The ruling removes a critical legal hurdle to the coalition government the right-wing Netanyahu and centrist Gantz plan to swear in next week, following three inconclusive elections in the past year.
It also moves the country closer to ending its political deadlock as it grapples with the coronavirus crisis and its economic fallout.
In unanimous rulings, the 11-justice panel “found no legal basis to prevent Knesset member Netanyahu from forming the government”.
However, it added that its decision “should not be construed as diminishing the gravity of the charges faced by against public probity, nor the difficulty posed by the tenure of a prime minister accused of crimes.”
The court added that Netanyahu has the right to presumption of innocence.
Netanyahu, 70, was indicted in January on charges of bribery, fraud and breach of trust. He denies any wrongdoing in all three cases. His trial is set to open on May 24.
Court petitioners, including opposition parties and democracy watchdogs, had argued that the pact shields Netanyahu from legal penalties – in part by giving the prime minister what they saw as undue sway over the outcome of his own corruption trial.
In a joint statement issued on Wednesday night, Netanyahu’s Likud party and Gantz’s Blue and White said they would hold a swearing-in ceremony for their government on May 13, “following the completion of the legislative process this evening”.
The alliance formed last month between the right-wing incumbent and his centrist challenger followed three inconclusive elections in less than a year.
Under the three-year deal, Netanyahu will serve as prime minister for 18 months, with Gantz as his alternate, a new position in Israeli governance.
They will swap roles midway through the deal, with cabinet positions split between Netanyahu’s Likud party and Gantz’s Blue and White alliance, as well as their respective allies.
Legislators began voting on various bills on Wednesday to enact the coalition deal, with individual votes scheduled on each of the roughly 1,000 amendments proposed by the deal’s opponents. A definitive outcome is not expected until Thursday.
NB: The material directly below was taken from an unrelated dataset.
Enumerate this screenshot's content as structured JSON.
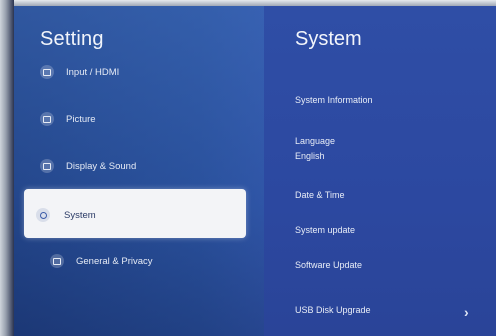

The coalition appears to have the 61 votes needed in the 120-seat parliament for approval.